- **Instructions for the task**
Leave out the images and return all the data word for word.

- **Available records**
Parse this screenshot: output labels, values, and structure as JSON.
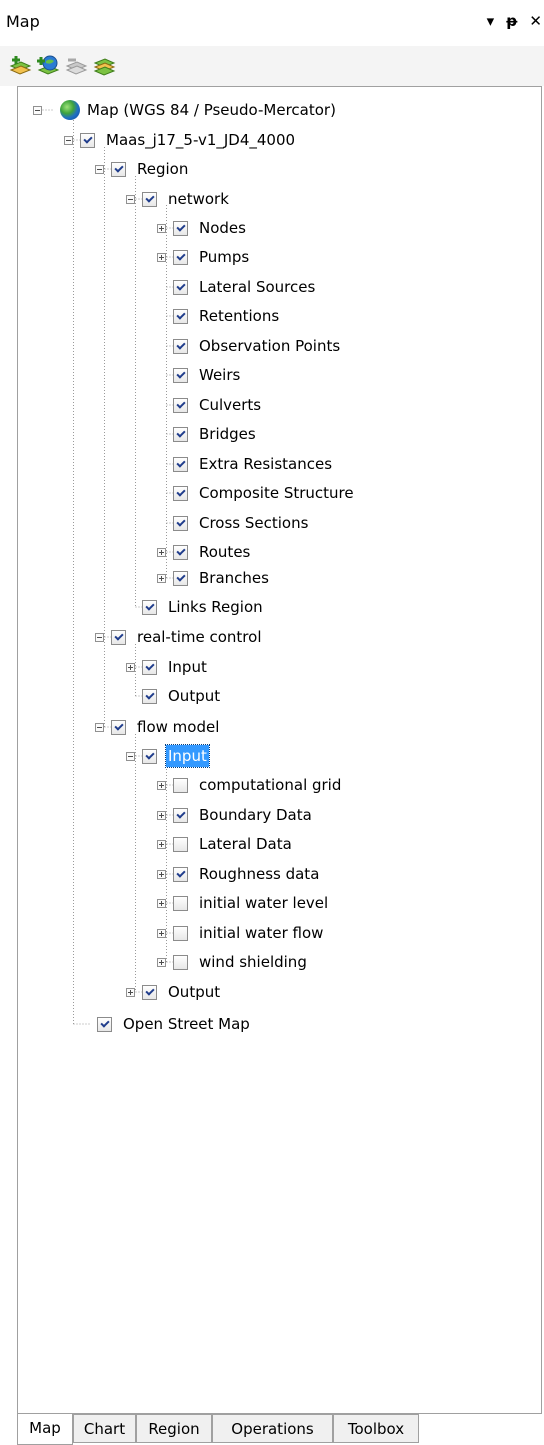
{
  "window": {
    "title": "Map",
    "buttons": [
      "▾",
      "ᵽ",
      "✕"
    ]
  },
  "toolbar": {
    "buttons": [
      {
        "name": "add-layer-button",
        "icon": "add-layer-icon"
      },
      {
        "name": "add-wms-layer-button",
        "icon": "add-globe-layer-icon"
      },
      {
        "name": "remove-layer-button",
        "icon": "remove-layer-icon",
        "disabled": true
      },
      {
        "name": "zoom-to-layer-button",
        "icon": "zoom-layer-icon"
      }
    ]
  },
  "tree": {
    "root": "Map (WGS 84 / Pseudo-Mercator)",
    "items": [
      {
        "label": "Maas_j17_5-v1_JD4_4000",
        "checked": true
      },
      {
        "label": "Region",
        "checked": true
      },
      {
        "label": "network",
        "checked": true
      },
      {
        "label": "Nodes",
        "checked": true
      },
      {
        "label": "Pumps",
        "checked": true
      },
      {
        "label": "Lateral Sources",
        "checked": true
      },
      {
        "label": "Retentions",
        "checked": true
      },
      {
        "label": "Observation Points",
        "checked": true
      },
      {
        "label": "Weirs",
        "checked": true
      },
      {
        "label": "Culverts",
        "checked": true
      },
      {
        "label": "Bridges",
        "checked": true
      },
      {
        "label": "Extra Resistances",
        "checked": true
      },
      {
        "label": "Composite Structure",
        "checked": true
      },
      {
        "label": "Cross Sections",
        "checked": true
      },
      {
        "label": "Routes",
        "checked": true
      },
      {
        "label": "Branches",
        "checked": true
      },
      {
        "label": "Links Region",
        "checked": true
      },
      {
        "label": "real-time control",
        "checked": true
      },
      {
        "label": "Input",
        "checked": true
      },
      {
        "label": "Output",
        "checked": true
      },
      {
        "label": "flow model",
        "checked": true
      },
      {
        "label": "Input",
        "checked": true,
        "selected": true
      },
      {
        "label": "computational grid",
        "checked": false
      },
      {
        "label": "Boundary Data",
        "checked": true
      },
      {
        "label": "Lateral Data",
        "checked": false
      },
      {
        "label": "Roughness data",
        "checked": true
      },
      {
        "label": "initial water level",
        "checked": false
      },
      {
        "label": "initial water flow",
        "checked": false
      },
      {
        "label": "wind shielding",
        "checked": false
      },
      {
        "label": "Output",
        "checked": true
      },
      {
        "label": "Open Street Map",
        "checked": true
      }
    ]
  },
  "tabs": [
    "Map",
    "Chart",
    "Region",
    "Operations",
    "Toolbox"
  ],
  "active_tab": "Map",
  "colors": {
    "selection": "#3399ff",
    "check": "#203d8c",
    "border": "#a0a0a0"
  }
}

- **Exercise output**
Parse this screenshot: output labels, values, and structure as JSON.
{
  "window": {
    "title": "Map",
    "buttons": [
      "▾",
      "ᵽ",
      "✕"
    ]
  },
  "toolbar": {
    "buttons": [
      {
        "name": "add-layer-button",
        "icon": "add-layer-icon"
      },
      {
        "name": "add-wms-layer-button",
        "icon": "add-globe-layer-icon"
      },
      {
        "name": "remove-layer-button",
        "icon": "remove-layer-icon",
        "disabled": true
      },
      {
        "name": "zoom-to-layer-button",
        "icon": "zoom-layer-icon"
      }
    ]
  },
  "tree": {
    "root": "Map (WGS 84 / Pseudo-Mercator)",
    "items": [
      {
        "label": "Maas_j17_5-v1_JD4_4000",
        "checked": true
      },
      {
        "label": "Region",
        "checked": true
      },
      {
        "label": "network",
        "checked": true
      },
      {
        "label": "Nodes",
        "checked": true
      },
      {
        "label": "Pumps",
        "checked": true
      },
      {
        "label": "Lateral Sources",
        "checked": true
      },
      {
        "label": "Retentions",
        "checked": true
      },
      {
        "label": "Observation Points",
        "checked": true
      },
      {
        "label": "Weirs",
        "checked": true
      },
      {
        "label": "Culverts",
        "checked": true
      },
      {
        "label": "Bridges",
        "checked": true
      },
      {
        "label": "Extra Resistances",
        "checked": true
      },
      {
        "label": "Composite Structure",
        "checked": true
      },
      {
        "label": "Cross Sections",
        "checked": true
      },
      {
        "label": "Routes",
        "checked": true
      },
      {
        "label": "Branches",
        "checked": true
      },
      {
        "label": "Links Region",
        "checked": true
      },
      {
        "label": "real-time control",
        "checked": true
      },
      {
        "label": "Input",
        "checked": true
      },
      {
        "label": "Output",
        "checked": true
      },
      {
        "label": "flow model",
        "checked": true
      },
      {
        "label": "Input",
        "checked": true,
        "selected": true
      },
      {
        "label": "computational grid",
        "checked": false
      },
      {
        "label": "Boundary Data",
        "checked": true
      },
      {
        "label": "Lateral Data",
        "checked": false
      },
      {
        "label": "Roughness data",
        "checked": true
      },
      {
        "label": "initial water level",
        "checked": false
      },
      {
        "label": "initial water flow",
        "checked": false
      },
      {
        "label": "wind shielding",
        "checked": false
      },
      {
        "label": "Output",
        "checked": true
      },
      {
        "label": "Open Street Map",
        "checked": true
      }
    ]
  },
  "tabs": [
    "Map",
    "Chart",
    "Region",
    "Operations",
    "Toolbox"
  ],
  "active_tab": "Map",
  "colors": {
    "selection": "#3399ff",
    "check": "#203d8c",
    "border": "#a0a0a0"
  }
}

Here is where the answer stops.